|This page looks a bit different from the others.
I originally had written this to be part of a project that I had in
the works. That got scrapped, so I've brought it to my main site.
The Zeiss Ikon Continette was among the last of the
simple viewfinder cameras to come out of the Stuttgart, Germany,
factory. It was produced from 1958-62, just about the time that
Zeiss Ikon stopped production of its Contax IIa rangefinder and near
the end of most of its non-SLR cameras.
Continette is a simple camera. Shutter speeds include B, 30, 60, 125
and 250 with a full aperture range running from f/2.8 to f/22. There
is a depth of field scale on the front of the lens housing. There
also is a flash-synchronization socket on the front of the camera,
and the accessory shoe is riveted to the top deck, rather than
attached by screws.
The coated Carl Zeiss Lucinar all-glass lens, from what I can tell, is a
triplet. You'll notice that even though the lens is marked Carl Zeiss,
it carries no serial number. That's a bit of a departure for Carl Zeiss, as even its other triplet, the Triotar, is almost always seen
with a serial number.
has no meter, though althere is a small dial on the back of the camera
to help the photographer remember the speed and type of film that
has been loaded. The body shares the same general shape as Zeiss
Ikon's other cameras from that era: various iterations of the
Contessa, as well as the Tenax and the Symbolica.
The camera features a sturdy metal body,
stamped-metal bottom plate and chromed steel top deck. The body is covered
with a grippable pebble-grained material that might be leather or
might be a synthetic material. The Continette has
no strap lugs, which means you'll need to keep it cased if you want
to use a neck strap.
The viewfinder uses plastic lens elements that scratch quite
easily. The film counter dial also is plastic, and rewinding the
film is done with the good old-fashioned knob on the top deck,

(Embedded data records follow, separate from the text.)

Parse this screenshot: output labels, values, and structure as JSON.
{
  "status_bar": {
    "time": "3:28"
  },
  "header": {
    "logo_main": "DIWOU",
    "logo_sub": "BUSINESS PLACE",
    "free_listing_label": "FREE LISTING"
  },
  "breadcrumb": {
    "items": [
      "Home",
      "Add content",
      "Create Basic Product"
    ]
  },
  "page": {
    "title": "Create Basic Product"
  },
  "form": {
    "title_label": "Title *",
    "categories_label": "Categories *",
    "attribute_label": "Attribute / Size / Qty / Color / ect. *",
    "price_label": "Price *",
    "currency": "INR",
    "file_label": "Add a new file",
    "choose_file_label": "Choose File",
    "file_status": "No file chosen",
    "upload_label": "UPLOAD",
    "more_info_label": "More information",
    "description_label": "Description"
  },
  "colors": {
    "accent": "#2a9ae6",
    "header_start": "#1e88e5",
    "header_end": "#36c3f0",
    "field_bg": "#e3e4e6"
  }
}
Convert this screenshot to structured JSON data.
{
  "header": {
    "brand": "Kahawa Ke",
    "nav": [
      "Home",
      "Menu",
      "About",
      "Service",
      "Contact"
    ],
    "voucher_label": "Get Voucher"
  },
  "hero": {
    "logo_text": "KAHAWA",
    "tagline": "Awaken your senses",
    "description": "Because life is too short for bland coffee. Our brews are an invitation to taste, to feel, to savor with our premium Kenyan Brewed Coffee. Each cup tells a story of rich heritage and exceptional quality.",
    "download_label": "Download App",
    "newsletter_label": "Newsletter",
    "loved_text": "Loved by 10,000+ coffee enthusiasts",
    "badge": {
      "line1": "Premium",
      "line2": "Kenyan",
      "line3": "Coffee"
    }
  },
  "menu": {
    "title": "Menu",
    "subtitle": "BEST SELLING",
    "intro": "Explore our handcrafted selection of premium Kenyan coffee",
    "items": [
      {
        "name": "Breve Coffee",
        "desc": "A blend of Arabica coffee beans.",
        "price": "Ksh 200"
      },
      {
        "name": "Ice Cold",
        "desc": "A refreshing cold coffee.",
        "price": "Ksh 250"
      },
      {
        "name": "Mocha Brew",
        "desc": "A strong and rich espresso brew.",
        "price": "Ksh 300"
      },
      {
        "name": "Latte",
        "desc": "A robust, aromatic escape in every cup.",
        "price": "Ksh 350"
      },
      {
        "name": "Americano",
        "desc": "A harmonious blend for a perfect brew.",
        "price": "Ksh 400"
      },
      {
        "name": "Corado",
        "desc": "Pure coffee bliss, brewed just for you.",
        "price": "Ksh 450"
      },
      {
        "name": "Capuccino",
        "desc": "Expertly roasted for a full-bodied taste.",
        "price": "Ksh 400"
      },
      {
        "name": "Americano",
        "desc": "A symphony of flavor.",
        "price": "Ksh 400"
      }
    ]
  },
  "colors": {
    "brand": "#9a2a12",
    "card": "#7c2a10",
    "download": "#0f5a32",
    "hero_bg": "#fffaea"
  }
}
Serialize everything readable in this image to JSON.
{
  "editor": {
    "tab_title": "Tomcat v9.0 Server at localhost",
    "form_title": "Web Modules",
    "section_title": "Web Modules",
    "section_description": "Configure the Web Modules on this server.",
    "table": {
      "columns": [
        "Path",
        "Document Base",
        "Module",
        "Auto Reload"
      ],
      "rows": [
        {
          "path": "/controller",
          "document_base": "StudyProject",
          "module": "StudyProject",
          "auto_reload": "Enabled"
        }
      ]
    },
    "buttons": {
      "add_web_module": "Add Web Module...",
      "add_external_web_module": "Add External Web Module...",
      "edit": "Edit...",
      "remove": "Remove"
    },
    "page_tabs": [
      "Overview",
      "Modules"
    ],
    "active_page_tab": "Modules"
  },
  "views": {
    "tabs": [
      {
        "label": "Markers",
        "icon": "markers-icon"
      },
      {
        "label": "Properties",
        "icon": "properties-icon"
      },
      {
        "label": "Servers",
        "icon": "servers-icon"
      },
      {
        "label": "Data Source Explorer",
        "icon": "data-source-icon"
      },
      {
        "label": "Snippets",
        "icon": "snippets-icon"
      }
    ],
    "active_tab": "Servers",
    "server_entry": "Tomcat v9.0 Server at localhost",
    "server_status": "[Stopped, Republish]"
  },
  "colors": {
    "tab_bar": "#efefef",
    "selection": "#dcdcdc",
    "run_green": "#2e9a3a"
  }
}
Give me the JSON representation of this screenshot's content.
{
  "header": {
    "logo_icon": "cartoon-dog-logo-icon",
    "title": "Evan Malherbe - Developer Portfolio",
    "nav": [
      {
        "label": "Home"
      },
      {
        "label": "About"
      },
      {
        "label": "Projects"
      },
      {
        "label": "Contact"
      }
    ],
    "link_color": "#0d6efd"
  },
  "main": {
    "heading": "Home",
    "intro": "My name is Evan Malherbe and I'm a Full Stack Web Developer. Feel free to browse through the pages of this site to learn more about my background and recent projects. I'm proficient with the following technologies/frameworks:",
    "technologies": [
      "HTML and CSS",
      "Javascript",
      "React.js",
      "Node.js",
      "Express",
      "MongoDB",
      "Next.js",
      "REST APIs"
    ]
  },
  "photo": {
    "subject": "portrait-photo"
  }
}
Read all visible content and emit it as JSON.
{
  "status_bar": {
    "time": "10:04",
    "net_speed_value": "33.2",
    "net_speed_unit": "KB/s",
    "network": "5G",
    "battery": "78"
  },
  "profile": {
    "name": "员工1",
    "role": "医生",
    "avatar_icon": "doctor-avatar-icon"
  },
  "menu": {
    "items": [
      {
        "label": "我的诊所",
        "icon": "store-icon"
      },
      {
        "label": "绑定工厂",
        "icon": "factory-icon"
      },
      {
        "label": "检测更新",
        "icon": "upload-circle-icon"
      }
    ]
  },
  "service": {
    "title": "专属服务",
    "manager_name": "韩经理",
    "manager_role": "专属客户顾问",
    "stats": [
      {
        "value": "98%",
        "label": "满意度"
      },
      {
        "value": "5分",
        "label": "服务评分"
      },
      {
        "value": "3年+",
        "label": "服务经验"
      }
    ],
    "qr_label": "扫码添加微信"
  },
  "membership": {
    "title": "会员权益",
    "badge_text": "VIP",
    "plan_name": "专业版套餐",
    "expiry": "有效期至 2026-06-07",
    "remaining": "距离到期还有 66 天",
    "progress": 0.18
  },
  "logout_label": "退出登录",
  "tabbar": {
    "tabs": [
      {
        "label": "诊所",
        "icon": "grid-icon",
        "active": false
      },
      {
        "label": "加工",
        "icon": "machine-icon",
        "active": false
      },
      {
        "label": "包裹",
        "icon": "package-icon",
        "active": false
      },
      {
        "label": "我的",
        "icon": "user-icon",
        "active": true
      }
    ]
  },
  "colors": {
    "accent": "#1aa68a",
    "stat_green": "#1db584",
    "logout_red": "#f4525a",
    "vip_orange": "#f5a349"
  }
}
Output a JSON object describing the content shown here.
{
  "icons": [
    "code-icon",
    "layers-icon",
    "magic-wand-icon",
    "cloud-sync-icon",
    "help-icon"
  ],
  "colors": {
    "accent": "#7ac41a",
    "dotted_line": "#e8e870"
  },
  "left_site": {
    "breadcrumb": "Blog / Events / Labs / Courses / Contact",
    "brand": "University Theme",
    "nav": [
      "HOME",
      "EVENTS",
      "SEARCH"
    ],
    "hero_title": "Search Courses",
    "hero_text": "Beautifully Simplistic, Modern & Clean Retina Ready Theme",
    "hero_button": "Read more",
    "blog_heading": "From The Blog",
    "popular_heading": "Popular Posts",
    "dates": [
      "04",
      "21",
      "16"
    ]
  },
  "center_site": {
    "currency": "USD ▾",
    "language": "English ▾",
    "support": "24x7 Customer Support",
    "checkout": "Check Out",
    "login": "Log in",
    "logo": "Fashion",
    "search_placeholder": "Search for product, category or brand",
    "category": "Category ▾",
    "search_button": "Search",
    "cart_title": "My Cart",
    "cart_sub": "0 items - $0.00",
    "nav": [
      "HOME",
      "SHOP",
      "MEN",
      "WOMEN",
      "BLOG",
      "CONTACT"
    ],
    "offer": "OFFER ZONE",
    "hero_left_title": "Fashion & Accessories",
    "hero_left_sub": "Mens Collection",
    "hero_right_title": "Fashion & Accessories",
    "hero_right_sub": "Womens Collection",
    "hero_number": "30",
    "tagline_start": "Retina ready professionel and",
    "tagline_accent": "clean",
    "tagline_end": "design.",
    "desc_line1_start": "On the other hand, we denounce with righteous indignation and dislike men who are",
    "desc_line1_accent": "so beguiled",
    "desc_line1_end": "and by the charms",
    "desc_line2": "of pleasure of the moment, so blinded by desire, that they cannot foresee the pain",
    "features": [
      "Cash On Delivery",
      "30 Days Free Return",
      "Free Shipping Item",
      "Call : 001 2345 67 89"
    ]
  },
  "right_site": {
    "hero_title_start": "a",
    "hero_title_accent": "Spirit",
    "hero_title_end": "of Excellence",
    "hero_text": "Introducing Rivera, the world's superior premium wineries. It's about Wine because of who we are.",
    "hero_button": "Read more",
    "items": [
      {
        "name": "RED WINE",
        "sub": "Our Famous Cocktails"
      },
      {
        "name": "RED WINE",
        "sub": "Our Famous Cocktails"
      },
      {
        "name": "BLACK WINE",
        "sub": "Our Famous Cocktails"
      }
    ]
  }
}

rather than the bottom-mounted crank that was used on its stablemates. The film-rewind knob is made of very heavy metal, and some
parts of the film advance look very similar to the Contarex.
The frame counter is of the count-down variety. That is, you set the
maximum number of exposures when loading the film, and the dial
counts down with each shot -- just like the Contarex.
It's a pleasant camera to hold and to use. The Pronto shutter
isn't too loud but gives you an audible click to let you know the
shutter has been released. The self-timer whirrs nicely through its
cycle, and the shutter release requires just the right amount of
film advance is nice enough, and like the Contessa is slightly
curved to help the user pull it away from the camera body.
The Zeiss Ikon logo sits just below the camera's name (above).
The typeface is similar to the typeface that General Motors selected
for its Corvette sportscar (at left). Not identical, mind you, just
I've run just one roll through the camera, and I was pleasantly
surprised by the results. Photos were acceptably sharp, and there
didn't appear to be any serious vignetting. The viewfinder was
scratched, and it interferes a bit when framing your shot.
is a depth-of-field scale on the lens faceplate, and I used that
when shooting outside. It's a pleasant little camera, and I think
for its intended audience it was the right approach.